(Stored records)

Start of Block

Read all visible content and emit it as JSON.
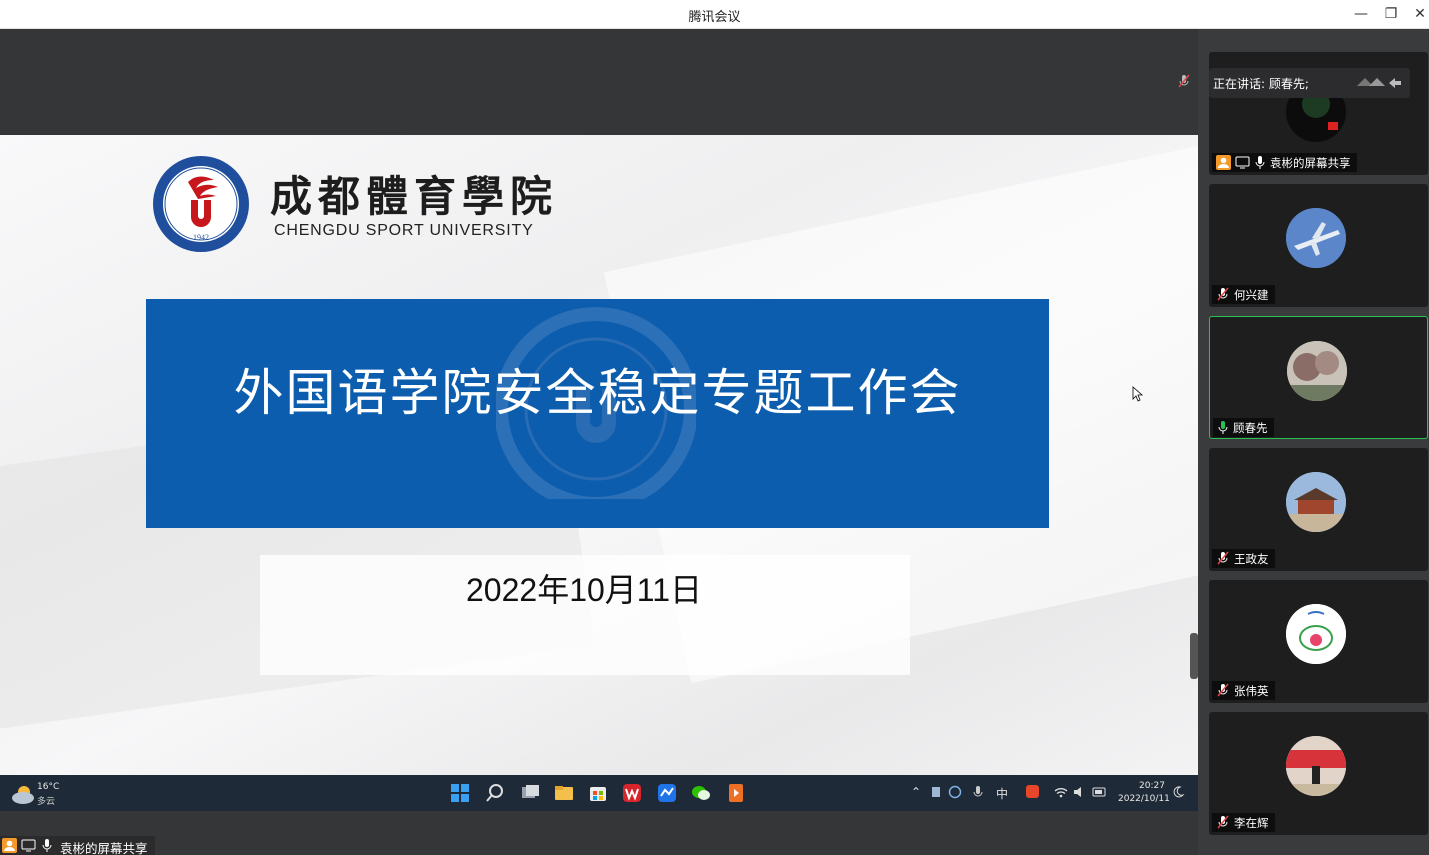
{
  "window": {
    "title": "腾讯会议"
  },
  "slide": {
    "university_cn": "成都體育學院",
    "university_en": "CHENGDU SPORT UNIVERSITY",
    "logo_year": "1942",
    "title": "外国语学院安全稳定专题工作会",
    "date": "2022年10月11日"
  },
  "taskbar": {
    "temperature": "16°C",
    "weather": "多云",
    "ime": "中",
    "time": "20:27",
    "date": "2022/10/11"
  },
  "share_label": "袁彬的屏幕共享",
  "speaking": {
    "label": "正在讲话: 顾春先;"
  },
  "participants": [
    {
      "name": "袁彬的屏幕共享",
      "mic": "on",
      "sharing": true
    },
    {
      "name": "何兴建",
      "mic": "muted"
    },
    {
      "name": "顾春先",
      "mic": "active",
      "active": true
    },
    {
      "name": "王政友",
      "mic": "muted"
    },
    {
      "name": "张伟英",
      "mic": "muted"
    },
    {
      "name": "李在辉",
      "mic": "muted"
    }
  ],
  "colors": {
    "banner": "#0c5dad",
    "active_speaker": "#27c253",
    "logo_red": "#c8161d",
    "logo_blue": "#1f4f9c"
  }
}
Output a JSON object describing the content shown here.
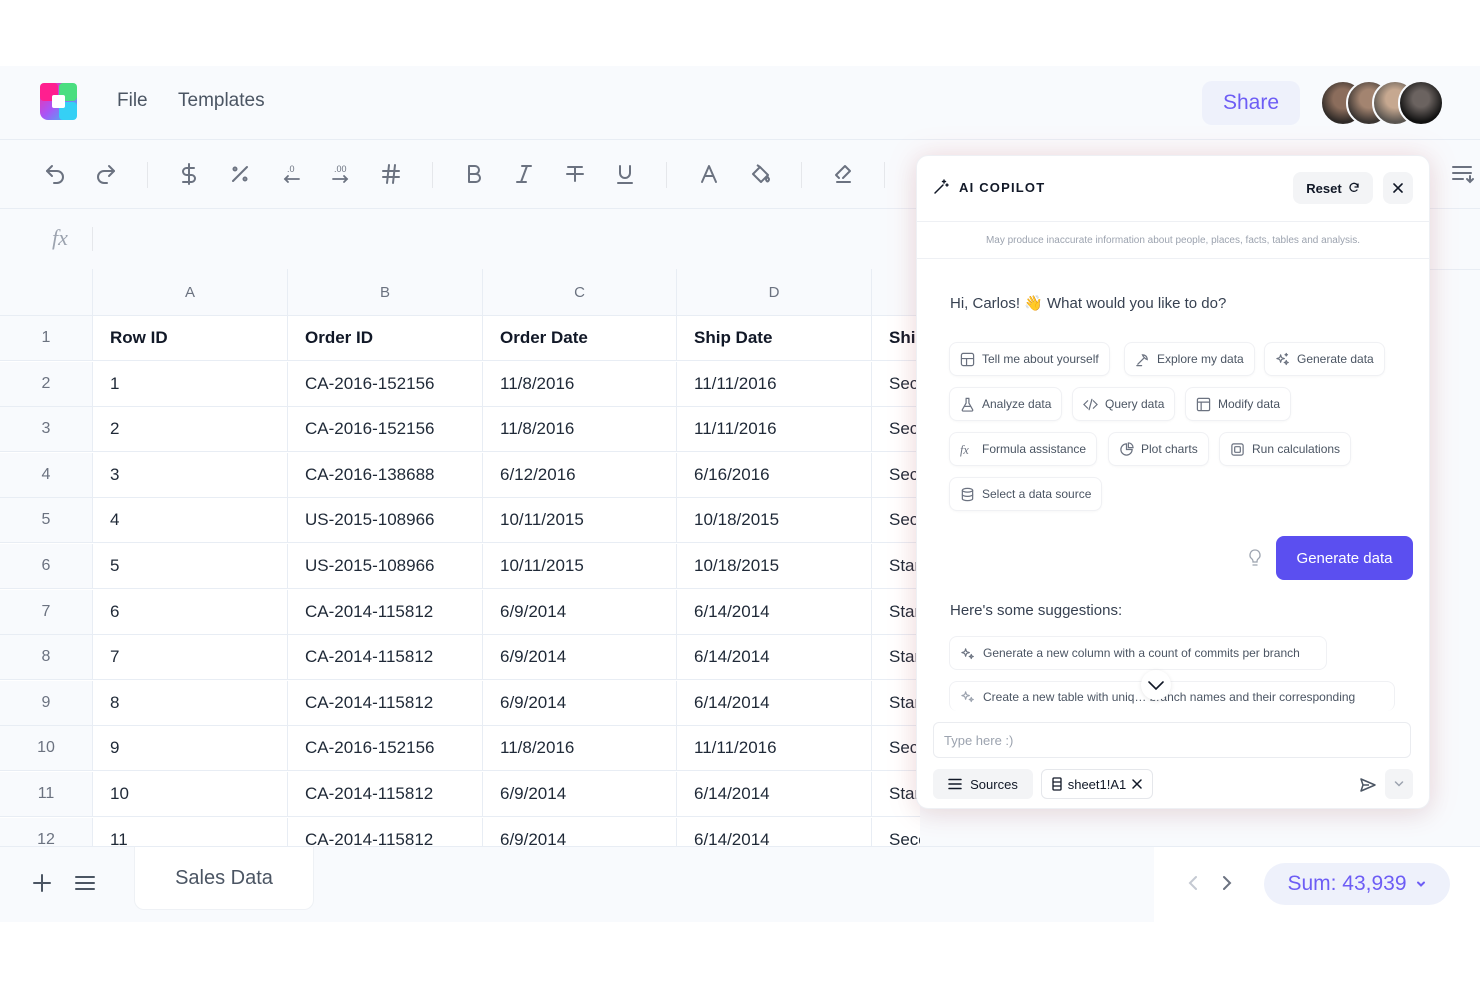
{
  "menu": {
    "file": "File",
    "templates": "Templates"
  },
  "share_label": "Share",
  "formula": {
    "fx": "fx",
    "value": ""
  },
  "grid": {
    "columns": [
      "A",
      "B",
      "C",
      "D",
      ""
    ],
    "row_numbers": [
      "1",
      "2",
      "3",
      "4",
      "5",
      "6",
      "7",
      "8",
      "9",
      "10",
      "11",
      "12"
    ],
    "rows": [
      [
        "Row ID",
        "Order ID",
        "Order Date",
        "Ship Date",
        "Ship"
      ],
      [
        "1",
        "CA-2016-152156",
        "11/8/2016",
        "11/11/2016",
        "Sec"
      ],
      [
        "2",
        "CA-2016-152156",
        "11/8/2016",
        "11/11/2016",
        "Sec"
      ],
      [
        "3",
        "CA-2016-138688",
        "6/12/2016",
        "6/16/2016",
        "Sec"
      ],
      [
        "4",
        "US-2015-108966",
        "10/11/2015",
        "10/18/2015",
        "Sec"
      ],
      [
        "5",
        "US-2015-108966",
        "10/11/2015",
        "10/18/2015",
        "Star"
      ],
      [
        "6",
        "CA-2014-115812",
        "6/9/2014",
        "6/14/2014",
        "Star"
      ],
      [
        "7",
        "CA-2014-115812",
        "6/9/2014",
        "6/14/2014",
        "Star"
      ],
      [
        "8",
        "CA-2014-115812",
        "6/9/2014",
        "6/14/2014",
        "Star"
      ],
      [
        "9",
        "CA-2016-152156",
        "11/8/2016",
        "11/11/2016",
        "Sec"
      ],
      [
        "10",
        "CA-2014-115812",
        "6/9/2014",
        "6/14/2014",
        "Star"
      ],
      [
        "11",
        "CA-2014-115812",
        "6/9/2014",
        "6/14/2014",
        "Second Cla"
      ]
    ]
  },
  "sheet_tab": "Sales Data",
  "sum_label": "Sum: 43,939",
  "copilot": {
    "title": "AI COPILOT",
    "reset": "Reset",
    "disclaimer": "May produce inaccurate information about people, places, facts, tables and analysis.",
    "greeting": "Hi, Carlos! 👋 What would you like to do?",
    "chips": [
      "Tell me about yourself",
      "Explore my data",
      "Generate data",
      "Analyze data",
      "Query data",
      "Modify data",
      "Formula assistance",
      "Plot charts",
      "Run calculations",
      "Select a data source"
    ],
    "generate_button": "Generate data",
    "suggestions_title": "Here's some suggestions:",
    "suggestions": [
      "Generate a new column with a count of commits per branch",
      "Create a new table with uniq… branch names and their corresponding"
    ],
    "input_placeholder": "Type here :)",
    "sources": "Sources",
    "sheet_ref": "sheet1!A1"
  },
  "colors": {
    "accent": "#5b4ff0",
    "share_text": "#6d5df5"
  }
}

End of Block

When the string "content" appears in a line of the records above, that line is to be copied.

Read all visible content and emit it as JSON.
Output a JSON object describing the content shown here.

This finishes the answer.